Exercise requirements> The records follow. Filter them to the lines that hold "Details".
++++++++++++++++++++
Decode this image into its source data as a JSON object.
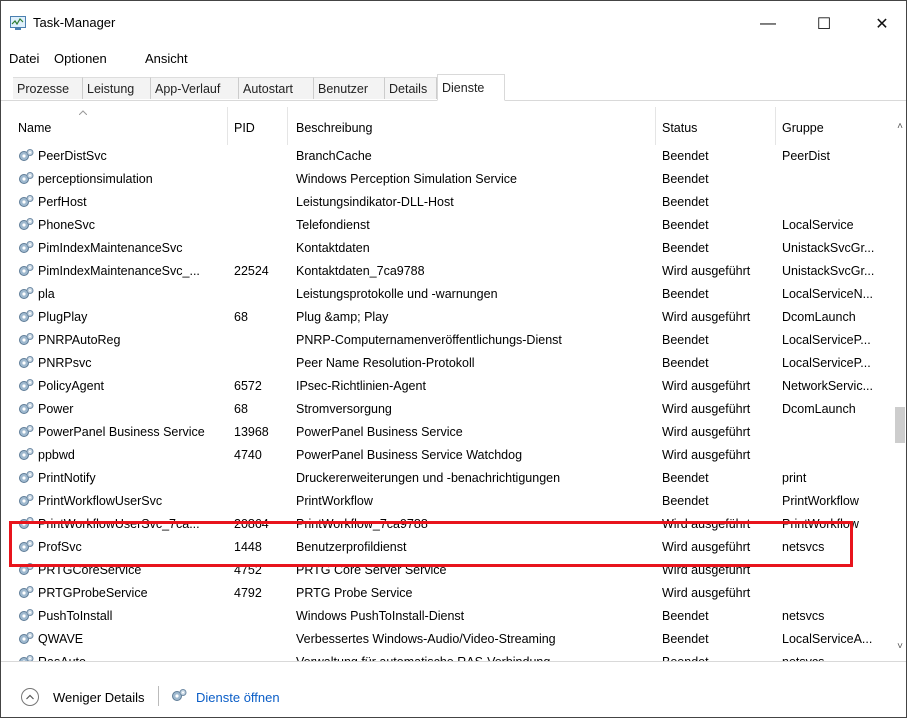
{
  "window": {
    "title": "Task-Manager",
    "minimize": "—",
    "maximize": "☐",
    "close": "✕"
  },
  "menu": [
    "Datei",
    "Optionen",
    "Ansicht"
  ],
  "tabs": [
    "Prozesse",
    "Leistung",
    "App-Verlauf",
    "Autostart",
    "Benutzer",
    "Details",
    "Dienste"
  ],
  "active_tab": "Dienste",
  "columns": {
    "name": "Name",
    "pid": "PID",
    "description": "Beschreibung",
    "status": "Status",
    "group": "Gruppe"
  },
  "rows": [
    {
      "name": "PeerDistSvc",
      "pid": "",
      "description": "BranchCache",
      "status": "Beendet",
      "group": "PeerDist"
    },
    {
      "name": "perceptionsimulation",
      "pid": "",
      "description": "Windows Perception Simulation Service",
      "status": "Beendet",
      "group": ""
    },
    {
      "name": "PerfHost",
      "pid": "",
      "description": "Leistungsindikator-DLL-Host",
      "status": "Beendet",
      "group": ""
    },
    {
      "name": "PhoneSvc",
      "pid": "",
      "description": "Telefondienst",
      "status": "Beendet",
      "group": "LocalService"
    },
    {
      "name": "PimIndexMaintenanceSvc",
      "pid": "",
      "description": "Kontaktdaten",
      "status": "Beendet",
      "group": "UnistackSvcGr..."
    },
    {
      "name": "PimIndexMaintenanceSvc_...",
      "pid": "22524",
      "description": "Kontaktdaten_7ca9788",
      "status": "Wird ausgeführt",
      "group": "UnistackSvcGr..."
    },
    {
      "name": "pla",
      "pid": "",
      "description": "Leistungsprotokolle und -warnungen",
      "status": "Beendet",
      "group": "LocalServiceN..."
    },
    {
      "name": "PlugPlay",
      "pid": "68",
      "description": "Plug &amp; Play",
      "status": "Wird ausgeführt",
      "group": "DcomLaunch"
    },
    {
      "name": "PNRPAutoReg",
      "pid": "",
      "description": "PNRP-Computernamenveröffentlichungs-Dienst",
      "status": "Beendet",
      "group": "LocalServiceP..."
    },
    {
      "name": "PNRPsvc",
      "pid": "",
      "description": "Peer Name Resolution-Protokoll",
      "status": "Beendet",
      "group": "LocalServiceP..."
    },
    {
      "name": "PolicyAgent",
      "pid": "6572",
      "description": "IPsec-Richtlinien-Agent",
      "status": "Wird ausgeführt",
      "group": "NetworkServic..."
    },
    {
      "name": "Power",
      "pid": "68",
      "description": "Stromversorgung",
      "status": "Wird ausgeführt",
      "group": "DcomLaunch"
    },
    {
      "name": "PowerPanel Business Service",
      "pid": "13968",
      "description": "PowerPanel Business Service",
      "status": "Wird ausgeführt",
      "group": ""
    },
    {
      "name": "ppbwd",
      "pid": "4740",
      "description": "PowerPanel Business Service Watchdog",
      "status": "Wird ausgeführt",
      "group": ""
    },
    {
      "name": "PrintNotify",
      "pid": "",
      "description": "Druckererweiterungen und -benachrichtigungen",
      "status": "Beendet",
      "group": "print"
    },
    {
      "name": "PrintWorkflowUserSvc",
      "pid": "",
      "description": "PrintWorkflow",
      "status": "Beendet",
      "group": "PrintWorkflow"
    },
    {
      "name": "PrintWorkflowUserSvc_7ca...",
      "pid": "20864",
      "description": "PrintWorkflow_7ca9788",
      "status": "Wird ausgeführt",
      "group": "PrintWorkflow"
    },
    {
      "name": "ProfSvc",
      "pid": "1448",
      "description": "Benutzerprofildienst",
      "status": "Wird ausgeführt",
      "group": "netsvcs"
    },
    {
      "name": "PRTGCoreService",
      "pid": "4752",
      "description": "PRTG Core Server Service",
      "status": "Wird ausgeführt",
      "group": ""
    },
    {
      "name": "PRTGProbeService",
      "pid": "4792",
      "description": "PRTG Probe Service",
      "status": "Wird ausgeführt",
      "group": ""
    },
    {
      "name": "PushToInstall",
      "pid": "",
      "description": "Windows PushToInstall-Dienst",
      "status": "Beendet",
      "group": "netsvcs"
    },
    {
      "name": "QWAVE",
      "pid": "",
      "description": "Verbessertes Windows-Audio/Video-Streaming",
      "status": "Beendet",
      "group": "LocalServiceA..."
    },
    {
      "name": "RasAuto",
      "pid": "",
      "description": "Verwaltung für automatische RAS-Verbindung",
      "status": "Beendet",
      "group": "netsvcs"
    }
  ],
  "footer": {
    "fewer_details": "Weniger Details",
    "open_services": "Dienste öffnen"
  },
  "colors": {
    "highlight": "#e8141c",
    "link": "#0b5ec7"
  }
}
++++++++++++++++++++
Result>
    "Details",
    "fewer_details": "Weniger Details",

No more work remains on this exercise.